To construct a table it is important to learn first what the parts of a good statistical table are. When put together in a systematically ordered manner these parts form a table. The simplest way of conceptualising a table may be data presented in rows and columns along with some explanatory notes. Tabulation can be done using one-way, two-way or three-way classification depending upon the number of characteristics involved. A good table should essentially have the following:
- Table Number
Table number is assigned to a table for identification purpose. If more than one table is presented, it is the table number that distinguishes one table from another. It is given at the top or at the beginning of the title of the table. Generally, table numbers are whole numbers in ascending order if there are many tables in a book. Subscripted numbers like 1.2, 3.1, etc. are also in use for identifying the table according to its location. For example, Table number 4.5 may read as fifth table of the fourth chapter and so on. (See Table 4.5)
The title of a table narrates about the contents of the table. It has to be very clear, brief and carefully worded so that the interpretations made from the table are clear and free from any ambiguity.
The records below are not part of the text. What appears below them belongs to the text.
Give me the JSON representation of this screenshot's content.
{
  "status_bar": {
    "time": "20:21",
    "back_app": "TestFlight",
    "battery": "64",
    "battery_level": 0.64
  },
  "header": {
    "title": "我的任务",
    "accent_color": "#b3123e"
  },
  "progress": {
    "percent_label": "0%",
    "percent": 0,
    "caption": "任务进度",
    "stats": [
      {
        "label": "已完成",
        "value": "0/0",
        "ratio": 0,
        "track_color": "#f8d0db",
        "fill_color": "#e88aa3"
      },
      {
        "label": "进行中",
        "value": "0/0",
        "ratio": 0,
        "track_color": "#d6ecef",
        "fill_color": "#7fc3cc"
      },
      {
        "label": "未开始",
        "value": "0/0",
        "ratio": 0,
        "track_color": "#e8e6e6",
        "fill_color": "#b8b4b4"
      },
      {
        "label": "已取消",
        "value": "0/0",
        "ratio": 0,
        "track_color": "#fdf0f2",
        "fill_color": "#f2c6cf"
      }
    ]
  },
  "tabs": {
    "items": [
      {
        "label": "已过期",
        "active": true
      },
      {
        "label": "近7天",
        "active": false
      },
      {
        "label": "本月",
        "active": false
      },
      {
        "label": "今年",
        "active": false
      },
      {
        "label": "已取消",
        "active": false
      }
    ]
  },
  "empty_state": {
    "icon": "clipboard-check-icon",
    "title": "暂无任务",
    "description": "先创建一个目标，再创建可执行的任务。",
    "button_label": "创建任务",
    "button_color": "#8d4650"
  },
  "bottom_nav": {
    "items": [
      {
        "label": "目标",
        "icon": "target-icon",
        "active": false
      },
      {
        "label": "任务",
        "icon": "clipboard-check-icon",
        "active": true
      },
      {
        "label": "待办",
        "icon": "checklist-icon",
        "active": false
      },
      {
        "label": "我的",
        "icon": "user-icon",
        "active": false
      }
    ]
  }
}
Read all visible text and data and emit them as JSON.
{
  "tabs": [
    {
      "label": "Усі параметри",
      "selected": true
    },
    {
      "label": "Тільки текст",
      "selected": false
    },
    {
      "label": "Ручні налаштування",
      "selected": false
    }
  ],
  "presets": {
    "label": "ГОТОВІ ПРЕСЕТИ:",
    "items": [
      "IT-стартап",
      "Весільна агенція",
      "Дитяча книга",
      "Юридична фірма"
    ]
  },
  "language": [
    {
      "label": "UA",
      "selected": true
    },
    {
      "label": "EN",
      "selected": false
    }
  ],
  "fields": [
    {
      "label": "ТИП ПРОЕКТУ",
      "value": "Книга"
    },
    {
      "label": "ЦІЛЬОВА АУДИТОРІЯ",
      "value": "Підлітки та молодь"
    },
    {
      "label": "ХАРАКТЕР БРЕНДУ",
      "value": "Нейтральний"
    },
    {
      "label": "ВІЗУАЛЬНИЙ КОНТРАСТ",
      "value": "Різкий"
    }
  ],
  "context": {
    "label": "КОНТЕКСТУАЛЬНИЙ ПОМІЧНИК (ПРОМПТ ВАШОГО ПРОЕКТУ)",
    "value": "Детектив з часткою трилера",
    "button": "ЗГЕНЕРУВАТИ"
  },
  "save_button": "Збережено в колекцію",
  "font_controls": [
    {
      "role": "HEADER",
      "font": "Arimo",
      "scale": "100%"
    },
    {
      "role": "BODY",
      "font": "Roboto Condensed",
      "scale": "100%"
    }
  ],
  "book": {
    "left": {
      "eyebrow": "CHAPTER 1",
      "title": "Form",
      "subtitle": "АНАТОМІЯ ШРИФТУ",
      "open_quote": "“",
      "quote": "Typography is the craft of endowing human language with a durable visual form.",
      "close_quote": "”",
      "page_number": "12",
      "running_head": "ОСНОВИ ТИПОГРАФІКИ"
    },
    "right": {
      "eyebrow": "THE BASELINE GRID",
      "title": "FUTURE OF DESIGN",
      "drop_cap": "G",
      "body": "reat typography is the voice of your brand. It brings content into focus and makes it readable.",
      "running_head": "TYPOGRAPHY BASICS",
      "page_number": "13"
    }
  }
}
It finds place at the head of the table succeeding the table number or just below it. (See Table 4.5).
- Captions or Column Headings
At the top of each column in a table a column designation is given to explain figures of the column. This is called caption or column heading. (See Table 4.5)
- Stubs or Row Headings
Like a caption or column heading each row of the table has to be given a heading. The designations of the rows are also called stubs or stub items, and the complete left column is known as stub column. A brief description of the row headings may also be given at the left hand top in the table. (See Table 4.5).
- Body of the Table
Body of a table is the main part and it contains the actual data. Location of any one figure/data in the table is fixed and determined by the row and column of the table. For example, data in the second row and fourth column indicate that 25 crore females in rural India were non-workers in 2001. (See Table 4.5).
- Unit of Measurement
The unit of measurement of the figures in the table (actual data) should always be stated along with the title if the unit does not change throughout the table. If different units are there for rows or columns of the table, these units must be stated along with 'stubs' or 'captions'. If figures are large, they should be rounded up and the method Of rounding should be indicated (See Table 4.5).
(Note: Table 4.5 presents the same data in tabular form already presented through case 2 in textual presentation of data)
- Source Note
It is a brief statement or phrase indicating the source of data presented in the table. If more than one source is there, all the sources are to be written in the source note. Source note is generally written at the bottom of the table.
(See Table 4.5).
Footnote is the last part of the table. Footnote explains the specific feature of the data content of the table which is not self explanatory and has not been explained earlier.
- How many rows and columns are essentially required to form a table?
- Can the column/row headings of a table be quantitative?